### ASSIGNMENT
What number of lines in the data below contain the string "rating"? Answer with that number alone.

### SUPPLIED ENTRIES
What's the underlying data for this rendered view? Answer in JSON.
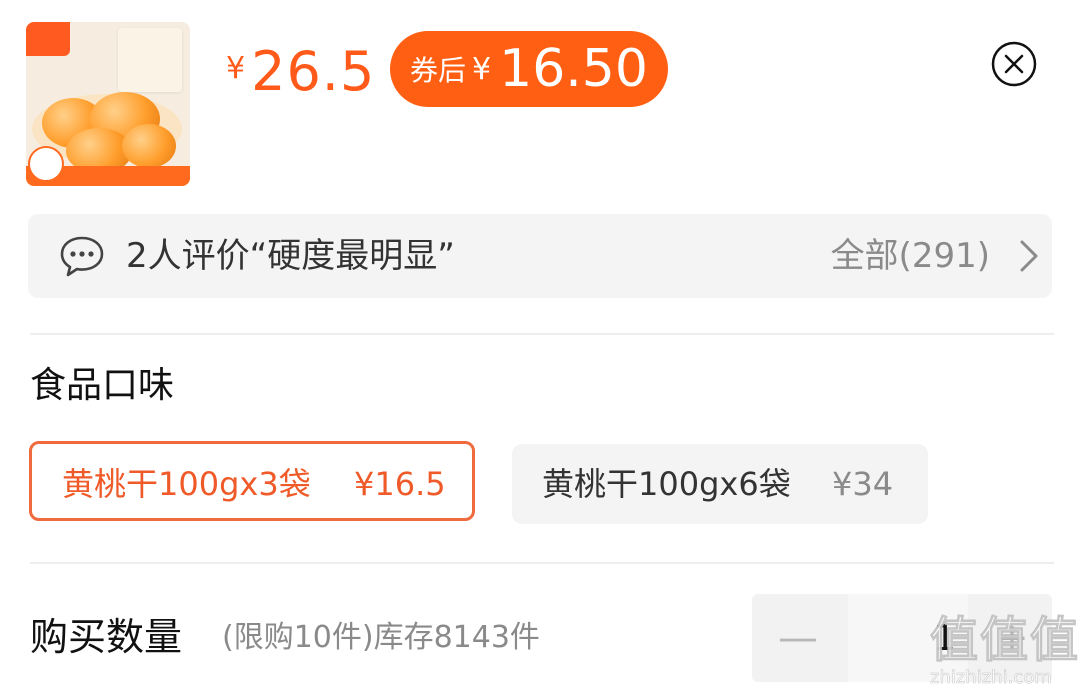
{
  "header": {
    "product_image_icon": "dried-apricot-product-image",
    "currency_symbol": "¥",
    "original_price": "26.5",
    "coupon_label": "券后",
    "coupon_price": "16.50",
    "close_icon": "close-circle-icon"
  },
  "reviews": {
    "icon": "speech-bubble-icon",
    "summary": "2人评价“硬度最明显”",
    "all_label": "全部(291)"
  },
  "flavor": {
    "title": "食品口味",
    "options": [
      {
        "name": "黄桃干100gx3袋",
        "price": "¥16.5",
        "selected": true
      },
      {
        "name": "黄桃干100gx6袋",
        "price": "¥34",
        "selected": false
      }
    ]
  },
  "quantity": {
    "title": "购买数量",
    "limit_text": "(限购10件)库存8143件",
    "minus_symbol": "—",
    "value": "1",
    "plus_symbol": "+"
  },
  "watermark": {
    "logo_text": "值值值",
    "url": "zhizhizhi.com"
  },
  "colors": {
    "accent": "#ff5f12",
    "selected_border": "#ef6a3c",
    "muted_text": "#8a8a8a"
  }
}
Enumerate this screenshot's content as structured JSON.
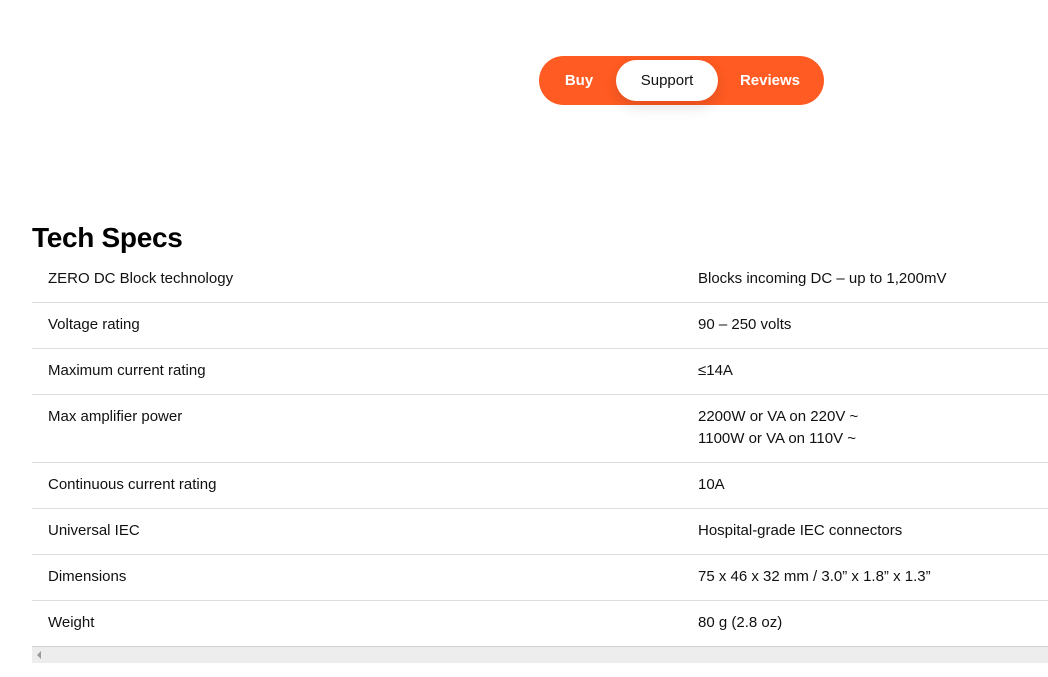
{
  "nav": {
    "tabs": [
      {
        "label": "Buy"
      },
      {
        "label": "Support"
      },
      {
        "label": "Reviews"
      }
    ],
    "active": "Support",
    "accent_color": "#ff5b22"
  },
  "tech_specs": {
    "title": "Tech Specs",
    "rows": [
      {
        "label": "ZERO DC Block technology",
        "value": "Blocks incoming DC – up to 1,200mV"
      },
      {
        "label": "Voltage rating",
        "value": "90 – 250 volts"
      },
      {
        "label": "Maximum current rating",
        "value": "≤14A"
      },
      {
        "label": "Max amplifier power",
        "value": "2200W or VA on 220V ~",
        "value2": "1100W or VA on 110V ~"
      },
      {
        "label": "Continuous current rating",
        "value": "10A"
      },
      {
        "label": "Universal IEC",
        "value": "Hospital-grade IEC connectors"
      },
      {
        "label": "Dimensions",
        "value": "75 x 46 x 32 mm / 3.0” x 1.8” x 1.3”"
      },
      {
        "label": "Weight",
        "value": "80 g (2.8 oz)"
      }
    ]
  }
}
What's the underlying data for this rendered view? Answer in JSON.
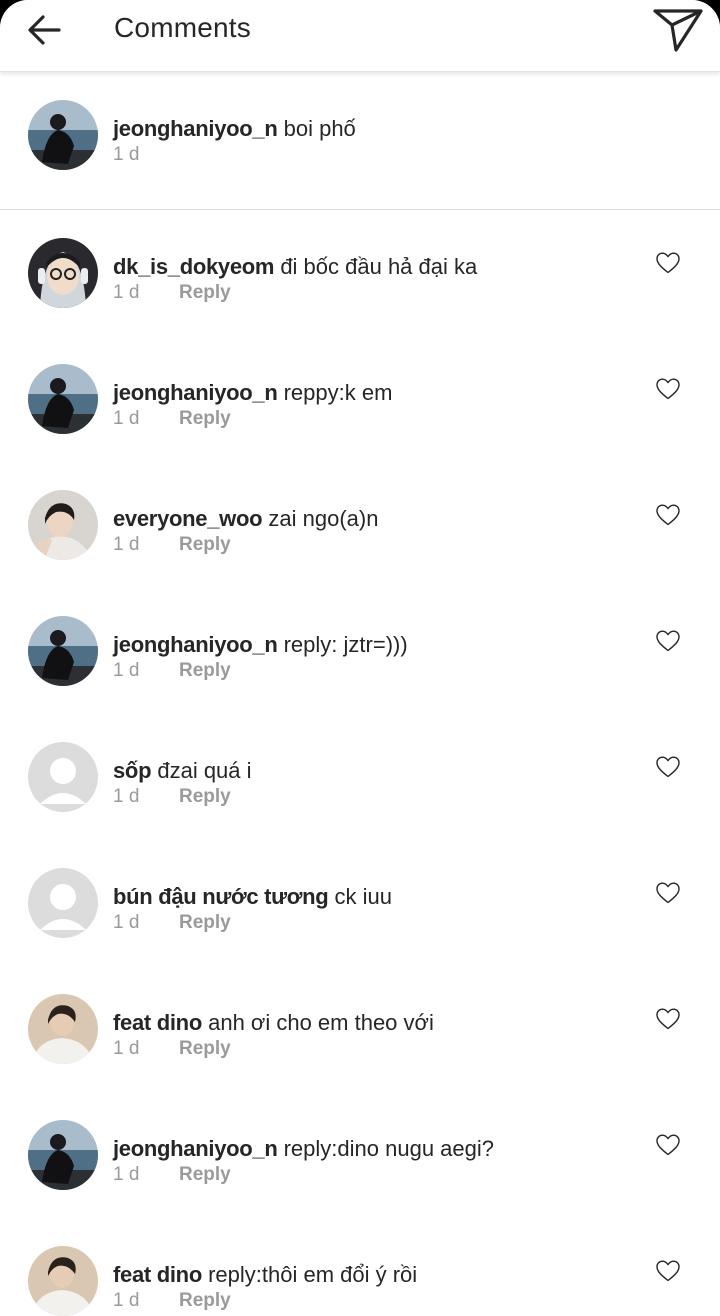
{
  "header": {
    "title": "Comments",
    "back_icon": "arrow-left-icon",
    "send_icon": "paper-plane-icon"
  },
  "caption": {
    "username": "jeonghaniyoo_n",
    "text": "boi phố",
    "time": "1 d",
    "avatar": "photo-person-by-sea"
  },
  "comments": [
    {
      "username": "dk_is_dokyeom",
      "text": "đi bốc đầu hả đại ka",
      "time": "1 d",
      "reply_label": "Reply",
      "avatar": "photo-glasses-headphones"
    },
    {
      "username": "jeonghaniyoo_n",
      "text": "reppy:k em",
      "time": "1 d",
      "reply_label": "Reply",
      "avatar": "photo-person-by-sea"
    },
    {
      "username": "everyone_woo",
      "text": "zai ngo(a)n",
      "time": "1 d",
      "reply_label": "Reply",
      "avatar": "photo-young-man"
    },
    {
      "username": "jeonghaniyoo_n",
      "text": "reply: jztr=)))",
      "time": "1 d",
      "reply_label": "Reply",
      "avatar": "photo-person-by-sea"
    },
    {
      "username": "sốp",
      "text": "đzai quá i",
      "time": "1 d",
      "reply_label": "Reply",
      "avatar": "default-avatar"
    },
    {
      "username": "bún đậu nước tương",
      "text": "ck iuu",
      "time": "1 d",
      "reply_label": "Reply",
      "avatar": "default-avatar"
    },
    {
      "username": "feat dino",
      "text": "anh ơi cho em theo với",
      "time": "1 d",
      "reply_label": "Reply",
      "avatar": "photo-man-white-shirt"
    },
    {
      "username": "jeonghaniyoo_n",
      "text": "reply:dino nugu aegi?",
      "time": "1 d",
      "reply_label": "Reply",
      "avatar": "photo-person-by-sea"
    },
    {
      "username": "feat dino",
      "text": "reply:thôi em đổi ý rồi",
      "time": "1 d",
      "reply_label": "Reply",
      "avatar": "photo-man-white-shirt"
    }
  ],
  "colors": {
    "text_primary": "#262626",
    "text_secondary": "#9a9a9a",
    "divider": "#dbdbdb",
    "default_avatar_bg": "#dcdcdc"
  }
}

### OUTPUT FOR THIS EXERCISE
3